But what Vitali Klitschko dismisses as "the heavyweight championship of London" (though it actually takes place in Manchester) incredibly sees Harrison in with a chance on the strength of the last-gasp punch which brought him the European title and resurrected the Olympic champion's sunken career at 38. There are a lot of seats to fill (20,000 at the MEN Arena) and pay-per-view packages to sell, hence the stage-managed verbal handbagging in advance of what could be one of the worst mismatches or one of the biggest upsets in boxing history. Sky have high hopes that the curiosity value of Haye v Harrison will attract approaching a million Box Office clients, more than Lewis v Tyson (800,000) but some way short of the 1.2m for Mayweather's dismantling of Hatton. The talk is cheap in every sense, which is why the British Boxing Board of Control will be issuing stern warnings to both mouthy parties to mind their language. Sky have already had to apologise to viewers for four-letter exchanges and Haye, never one to bother about sensitivities when there is money to be made, has upset women's groups by likening the outcome to "gang rape" and talking of "a public execution". Not nice.

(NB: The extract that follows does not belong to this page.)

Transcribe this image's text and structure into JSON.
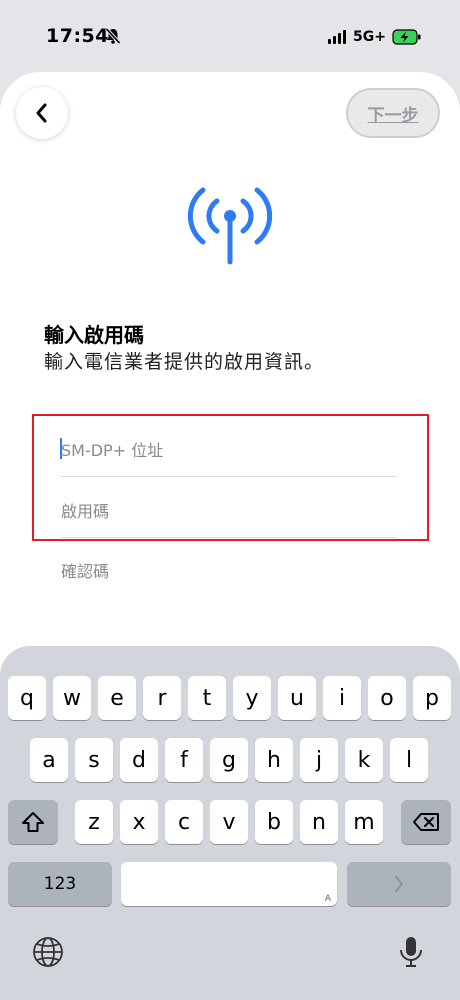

You can be sure there will be much dredging-up of old animosities in the coming weeks; Harrison even reckons he has a score to settle because while he mentored a young Haye in their amateur days, the only tip ex-male model Haye gave him was teaching him how to turn on the catwalk when Audley himself had a one-off modelling job in Dublin. The truth is they were bosom buddies once and will be again when the final bell has clanged and they count the takings. That's blow business for you.
Games at fever pitch

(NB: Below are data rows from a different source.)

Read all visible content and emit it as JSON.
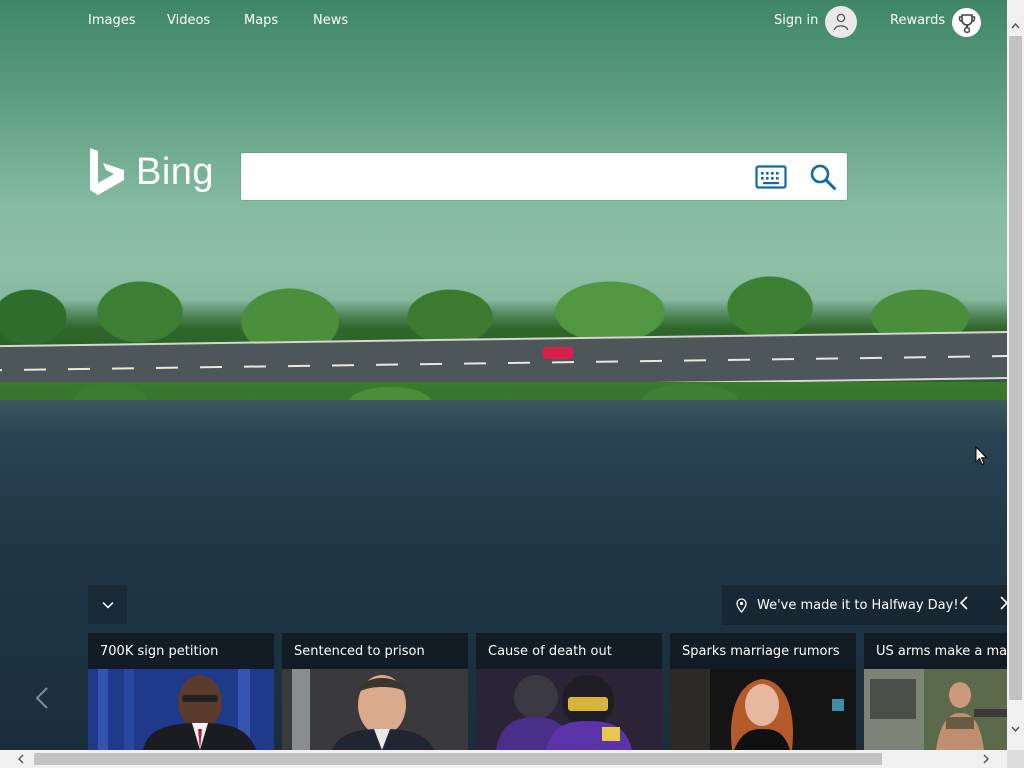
{
  "nav": {
    "links": [
      "Images",
      "Videos",
      "Maps",
      "News"
    ],
    "sign_in": "Sign in",
    "rewards": "Rewards"
  },
  "logo": {
    "text": "Bing"
  },
  "search": {
    "value": "",
    "placeholder": ""
  },
  "info_bar": {
    "text": "We've made it to Halfway Day!"
  },
  "cards": [
    {
      "title": "700K sign petition"
    },
    {
      "title": "Sentenced to prison"
    },
    {
      "title": "Cause of death out"
    },
    {
      "title": "Sparks marriage rumors"
    },
    {
      "title": "US arms make a mark"
    }
  ],
  "icons": {
    "avatar": "person-icon",
    "rewards": "trophy-icon",
    "keyboard": "keyboard-icon",
    "search": "search-icon",
    "collapse": "chevron-down-icon",
    "location": "location-pin-icon"
  },
  "colors": {
    "bing_blue": "#0c6aa6",
    "text_white": "#ffffff"
  }
}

Never mind Delhi belly, it's dengue fever the athletes must now be wary of as they settle into the Commonwealth Games village. This is the latest setback to hit the troubled event but it seems unlikely to be the last, although, as always, we can expect that sport will find a way to shine through in the end. "Every day there seems to be a fresh challenge," says Craig Hunter, who is in charge of England's team of 371, the biggest sent to an overseas Games. "They keep throwing curve-balls at us." Lucky it is India and not Pakistan, then, otherwise they might have been no-balls.
No more weighting

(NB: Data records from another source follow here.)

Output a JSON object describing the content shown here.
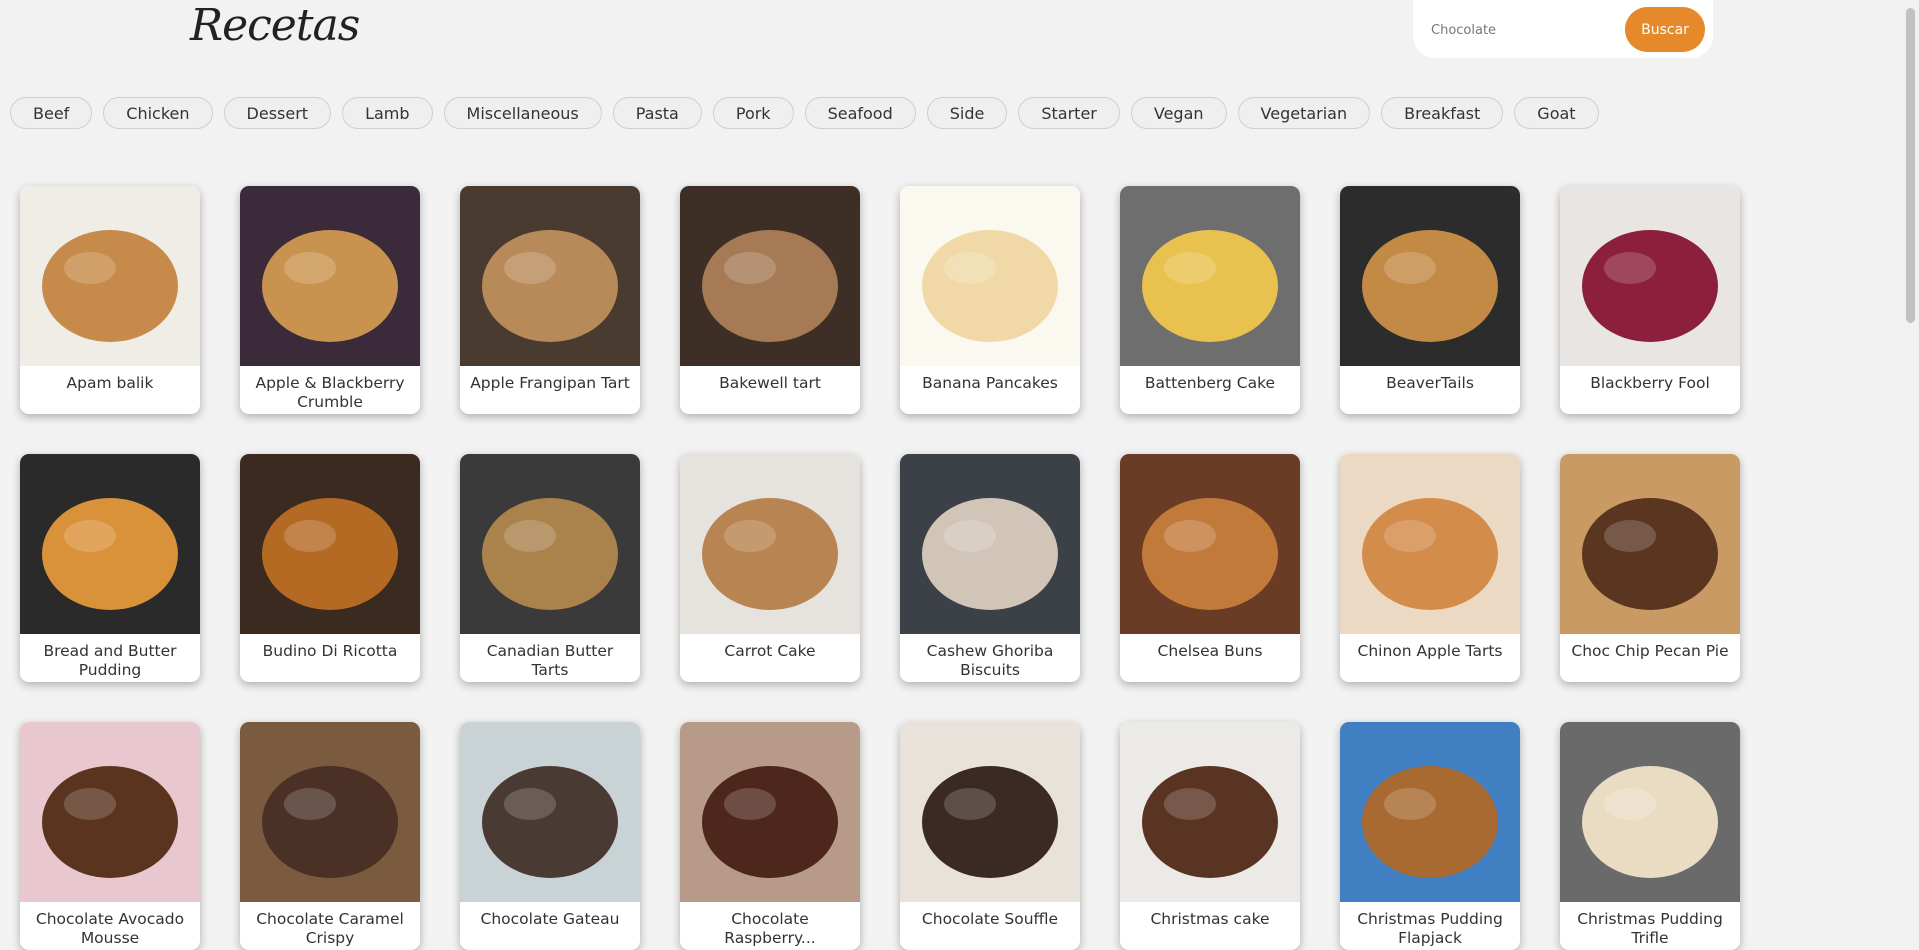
{
  "header": {
    "logo": "Recetas",
    "search": {
      "value": "",
      "placeholder": "Chocolate",
      "button_label": "Buscar"
    }
  },
  "categories": [
    "Beef",
    "Chicken",
    "Dessert",
    "Lamb",
    "Miscellaneous",
    "Pasta",
    "Pork",
    "Seafood",
    "Side",
    "Starter",
    "Vegan",
    "Vegetarian",
    "Breakfast",
    "Goat"
  ],
  "recipes": [
    {
      "title": "Apam balik",
      "colors": [
        "#c68a4a",
        "#f0ece6"
      ]
    },
    {
      "title": "Apple & Blackberry Crumble",
      "colors": [
        "#c8934e",
        "#3b2a3a"
      ]
    },
    {
      "title": "Apple Frangipan Tart",
      "colors": [
        "#b88a5a",
        "#4a3b30"
      ]
    },
    {
      "title": "Bakewell tart",
      "colors": [
        "#a57a55",
        "#3d2f26"
      ]
    },
    {
      "title": "Banana Pancakes",
      "colors": [
        "#f0d9a6",
        "#fbf8ef"
      ]
    },
    {
      "title": "Battenberg Cake",
      "colors": [
        "#e9c14e",
        "#6e6e6e"
      ]
    },
    {
      "title": "BeaverTails",
      "colors": [
        "#c38a45",
        "#2c2c2c"
      ]
    },
    {
      "title": "Blackberry Fool",
      "colors": [
        "#8b1f3c",
        "#e9e5e3"
      ]
    },
    {
      "title": "Bread and Butter Pudding",
      "colors": [
        "#d9913a",
        "#2a2a2a"
      ]
    },
    {
      "title": "Budino Di Ricotta",
      "colors": [
        "#b56a24",
        "#3a2a20"
      ]
    },
    {
      "title": "Canadian Butter Tarts",
      "colors": [
        "#a9824c",
        "#3a3a3a"
      ]
    },
    {
      "title": "Carrot Cake",
      "colors": [
        "#b88552",
        "#e6e3de"
      ]
    },
    {
      "title": "Cashew Ghoriba Biscuits",
      "colors": [
        "#d1c5b8",
        "#3c4147"
      ]
    },
    {
      "title": "Chelsea Buns",
      "colors": [
        "#c27a3b",
        "#6a3b25"
      ]
    },
    {
      "title": "Chinon Apple Tarts",
      "colors": [
        "#d48c4a",
        "#ecd9c4"
      ]
    },
    {
      "title": "Choc Chip Pecan Pie",
      "colors": [
        "#5a3520",
        "#c99a63"
      ]
    },
    {
      "title": "Chocolate Avocado Mousse",
      "colors": [
        "#5a341f",
        "#e8c7cf"
      ]
    },
    {
      "title": "Chocolate Caramel Crispy",
      "colors": [
        "#4a3025",
        "#7b5b3f"
      ]
    },
    {
      "title": "Chocolate Gateau",
      "colors": [
        "#4a3a34",
        "#c9d3d6"
      ]
    },
    {
      "title": "Chocolate Raspberry...",
      "colors": [
        "#4d261c",
        "#b79a88"
      ]
    },
    {
      "title": "Chocolate Souffle",
      "colors": [
        "#3a2a23",
        "#e9e2da"
      ]
    },
    {
      "title": "Christmas cake",
      "colors": [
        "#5a3423",
        "#eceae6"
      ]
    },
    {
      "title": "Christmas Pudding Flapjack",
      "colors": [
        "#a86a30",
        "#3f7fc2"
      ]
    },
    {
      "title": "Christmas Pudding Trifle",
      "colors": [
        "#e9dcc3",
        "#6a6a6a"
      ]
    }
  ]
}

There could be no more fitting a finale to the career of one of the great pioneers of women's sport in Britain, weightlifter Michaela Breeze, than to captain Wales when she defends her Commonwealth title in Delhi. Breeze, 31, has been a role model and mentor for the England schoolgirl Zoe Smith,15, who is also challenging for gold. Says Breeze: "This will be the very last time I put the weightlifting bar over my head." Let's hope she has lift-off.
Sport takes another twist
In South Korea, Olympic gold medallist Lee Jung-Su, along with others, has been banned for race-fixing. The sport? Speed skating. Ye gods, is nothing sacred? What will they try to nobble next? The Boat Race, The Open, the Wimbledon finals? How long will it be before the Listed Events are the Twisted Events?